» EXERCISE DETAILS
Return every line of the entries that includes the word "this".

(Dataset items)
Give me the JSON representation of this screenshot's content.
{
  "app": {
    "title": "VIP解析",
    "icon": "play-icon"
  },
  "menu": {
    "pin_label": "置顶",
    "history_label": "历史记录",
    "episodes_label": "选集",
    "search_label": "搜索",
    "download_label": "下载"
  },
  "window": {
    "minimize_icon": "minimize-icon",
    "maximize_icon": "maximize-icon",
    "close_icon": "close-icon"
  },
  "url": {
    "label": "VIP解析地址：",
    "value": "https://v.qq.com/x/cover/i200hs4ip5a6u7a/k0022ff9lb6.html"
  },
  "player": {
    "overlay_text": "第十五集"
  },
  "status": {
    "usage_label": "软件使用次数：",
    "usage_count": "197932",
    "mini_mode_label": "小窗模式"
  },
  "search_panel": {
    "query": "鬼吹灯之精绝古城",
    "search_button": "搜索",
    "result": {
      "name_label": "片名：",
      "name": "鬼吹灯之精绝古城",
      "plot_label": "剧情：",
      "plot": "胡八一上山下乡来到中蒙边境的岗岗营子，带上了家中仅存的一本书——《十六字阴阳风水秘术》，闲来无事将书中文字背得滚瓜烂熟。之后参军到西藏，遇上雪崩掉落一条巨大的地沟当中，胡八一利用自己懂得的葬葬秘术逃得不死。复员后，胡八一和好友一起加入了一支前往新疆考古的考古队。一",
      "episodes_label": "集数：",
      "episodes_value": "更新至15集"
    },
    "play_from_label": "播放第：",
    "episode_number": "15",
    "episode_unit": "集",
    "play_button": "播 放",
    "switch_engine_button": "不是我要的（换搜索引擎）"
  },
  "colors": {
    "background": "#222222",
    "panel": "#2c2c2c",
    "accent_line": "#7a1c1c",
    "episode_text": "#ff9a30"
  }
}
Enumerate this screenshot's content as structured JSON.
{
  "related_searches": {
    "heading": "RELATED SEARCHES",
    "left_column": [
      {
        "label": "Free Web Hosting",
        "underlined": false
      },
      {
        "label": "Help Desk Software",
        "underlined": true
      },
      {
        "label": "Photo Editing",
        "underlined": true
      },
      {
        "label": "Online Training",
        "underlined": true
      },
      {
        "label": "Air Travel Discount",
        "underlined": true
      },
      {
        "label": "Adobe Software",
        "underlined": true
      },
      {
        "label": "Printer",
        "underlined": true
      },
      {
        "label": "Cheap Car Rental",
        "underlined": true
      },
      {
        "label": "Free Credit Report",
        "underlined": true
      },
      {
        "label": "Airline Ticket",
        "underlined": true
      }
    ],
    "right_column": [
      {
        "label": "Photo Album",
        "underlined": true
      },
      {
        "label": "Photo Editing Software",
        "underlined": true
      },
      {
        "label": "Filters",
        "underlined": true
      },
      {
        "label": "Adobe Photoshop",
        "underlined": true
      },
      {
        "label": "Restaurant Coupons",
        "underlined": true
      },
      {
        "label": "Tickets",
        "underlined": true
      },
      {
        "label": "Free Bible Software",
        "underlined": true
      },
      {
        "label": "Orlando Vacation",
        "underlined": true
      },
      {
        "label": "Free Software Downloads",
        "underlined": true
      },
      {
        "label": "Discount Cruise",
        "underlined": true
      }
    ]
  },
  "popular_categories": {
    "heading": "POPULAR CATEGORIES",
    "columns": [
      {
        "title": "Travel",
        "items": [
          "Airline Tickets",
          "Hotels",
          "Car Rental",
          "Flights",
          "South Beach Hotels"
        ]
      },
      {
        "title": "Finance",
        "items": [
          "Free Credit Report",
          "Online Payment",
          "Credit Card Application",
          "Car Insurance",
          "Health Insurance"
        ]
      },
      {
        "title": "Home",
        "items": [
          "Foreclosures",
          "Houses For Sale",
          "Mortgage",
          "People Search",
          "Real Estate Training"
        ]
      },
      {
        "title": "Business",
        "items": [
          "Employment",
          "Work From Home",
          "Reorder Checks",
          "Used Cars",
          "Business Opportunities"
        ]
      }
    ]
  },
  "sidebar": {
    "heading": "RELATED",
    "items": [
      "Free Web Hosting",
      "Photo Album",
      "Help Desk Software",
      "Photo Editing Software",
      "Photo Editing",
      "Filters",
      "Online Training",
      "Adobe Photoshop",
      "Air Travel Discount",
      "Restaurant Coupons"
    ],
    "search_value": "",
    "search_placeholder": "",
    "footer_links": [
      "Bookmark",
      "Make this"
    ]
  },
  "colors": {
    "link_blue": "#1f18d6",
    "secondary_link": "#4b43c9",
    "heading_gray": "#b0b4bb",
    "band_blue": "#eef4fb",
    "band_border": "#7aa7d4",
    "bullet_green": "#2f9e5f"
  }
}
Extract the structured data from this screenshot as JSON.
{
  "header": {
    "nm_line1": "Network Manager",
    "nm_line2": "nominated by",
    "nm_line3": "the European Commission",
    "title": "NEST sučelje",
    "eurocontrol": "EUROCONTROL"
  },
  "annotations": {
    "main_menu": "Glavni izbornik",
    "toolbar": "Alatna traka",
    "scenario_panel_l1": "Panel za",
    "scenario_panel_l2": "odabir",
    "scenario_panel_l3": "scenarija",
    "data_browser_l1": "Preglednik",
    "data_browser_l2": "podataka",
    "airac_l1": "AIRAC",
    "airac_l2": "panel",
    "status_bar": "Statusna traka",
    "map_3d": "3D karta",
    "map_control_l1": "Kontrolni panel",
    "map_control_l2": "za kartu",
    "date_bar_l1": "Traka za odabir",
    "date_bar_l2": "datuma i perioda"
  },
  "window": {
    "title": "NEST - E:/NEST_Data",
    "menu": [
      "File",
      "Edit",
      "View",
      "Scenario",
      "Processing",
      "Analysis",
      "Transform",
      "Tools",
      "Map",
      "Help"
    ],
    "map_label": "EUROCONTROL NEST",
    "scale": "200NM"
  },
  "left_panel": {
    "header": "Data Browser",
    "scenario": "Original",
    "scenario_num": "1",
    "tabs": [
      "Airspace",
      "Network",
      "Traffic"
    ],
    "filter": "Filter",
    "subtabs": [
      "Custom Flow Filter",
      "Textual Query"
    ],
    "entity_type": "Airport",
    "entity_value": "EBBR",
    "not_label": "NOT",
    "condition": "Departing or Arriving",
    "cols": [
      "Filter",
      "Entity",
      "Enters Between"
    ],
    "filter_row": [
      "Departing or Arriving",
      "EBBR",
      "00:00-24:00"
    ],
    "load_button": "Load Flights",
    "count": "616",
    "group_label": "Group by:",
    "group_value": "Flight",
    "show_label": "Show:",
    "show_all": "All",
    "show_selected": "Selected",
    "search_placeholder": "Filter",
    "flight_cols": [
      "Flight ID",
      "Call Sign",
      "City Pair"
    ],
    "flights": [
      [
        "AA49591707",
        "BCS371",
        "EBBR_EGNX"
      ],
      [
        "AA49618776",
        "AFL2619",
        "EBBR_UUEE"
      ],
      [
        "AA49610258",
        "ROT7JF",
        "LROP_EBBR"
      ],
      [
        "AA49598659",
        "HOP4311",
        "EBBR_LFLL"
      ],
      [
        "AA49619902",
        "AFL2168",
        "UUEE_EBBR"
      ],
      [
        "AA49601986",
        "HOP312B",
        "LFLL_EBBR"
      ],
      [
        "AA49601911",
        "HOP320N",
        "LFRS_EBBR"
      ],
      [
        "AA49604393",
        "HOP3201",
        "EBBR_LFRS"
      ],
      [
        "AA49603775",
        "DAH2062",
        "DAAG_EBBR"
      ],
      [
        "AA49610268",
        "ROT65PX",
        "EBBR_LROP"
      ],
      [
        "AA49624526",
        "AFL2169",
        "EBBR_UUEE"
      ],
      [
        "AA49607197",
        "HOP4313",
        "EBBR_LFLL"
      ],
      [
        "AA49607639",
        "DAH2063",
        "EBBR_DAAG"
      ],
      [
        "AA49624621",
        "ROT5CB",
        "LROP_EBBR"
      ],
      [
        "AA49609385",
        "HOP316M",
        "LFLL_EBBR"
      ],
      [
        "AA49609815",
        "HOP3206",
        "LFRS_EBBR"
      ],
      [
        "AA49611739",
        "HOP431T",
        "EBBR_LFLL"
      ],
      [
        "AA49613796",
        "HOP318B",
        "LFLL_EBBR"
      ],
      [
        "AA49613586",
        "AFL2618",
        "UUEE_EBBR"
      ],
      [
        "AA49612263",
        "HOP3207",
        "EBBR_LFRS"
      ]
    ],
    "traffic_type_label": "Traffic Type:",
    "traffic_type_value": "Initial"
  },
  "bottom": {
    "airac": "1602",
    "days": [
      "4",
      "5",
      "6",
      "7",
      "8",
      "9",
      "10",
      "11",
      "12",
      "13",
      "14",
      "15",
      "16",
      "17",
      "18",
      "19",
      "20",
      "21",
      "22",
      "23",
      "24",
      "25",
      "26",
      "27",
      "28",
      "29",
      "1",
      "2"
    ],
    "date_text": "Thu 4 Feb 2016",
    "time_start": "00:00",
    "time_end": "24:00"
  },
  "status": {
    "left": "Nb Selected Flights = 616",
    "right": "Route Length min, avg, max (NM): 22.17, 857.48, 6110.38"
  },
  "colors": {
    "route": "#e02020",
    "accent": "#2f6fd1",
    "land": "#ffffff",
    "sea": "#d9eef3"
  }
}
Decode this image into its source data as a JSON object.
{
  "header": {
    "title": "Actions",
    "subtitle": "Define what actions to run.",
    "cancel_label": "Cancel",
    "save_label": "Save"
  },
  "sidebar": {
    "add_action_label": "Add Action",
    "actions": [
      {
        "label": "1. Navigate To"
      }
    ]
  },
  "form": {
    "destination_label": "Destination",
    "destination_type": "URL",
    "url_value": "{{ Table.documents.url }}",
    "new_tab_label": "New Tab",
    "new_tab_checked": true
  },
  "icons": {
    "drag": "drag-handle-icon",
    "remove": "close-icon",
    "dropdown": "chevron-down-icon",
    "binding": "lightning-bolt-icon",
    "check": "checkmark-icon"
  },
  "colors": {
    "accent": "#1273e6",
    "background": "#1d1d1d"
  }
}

» THE COMPLETED TASK
Give me the JSON representation of this screenshot's content.
Enumerate this screenshot's content as structured JSON.
      "Make this"
Extract the structured data from this screenshot as JSON.
Decode this image into its source data as a JSON object.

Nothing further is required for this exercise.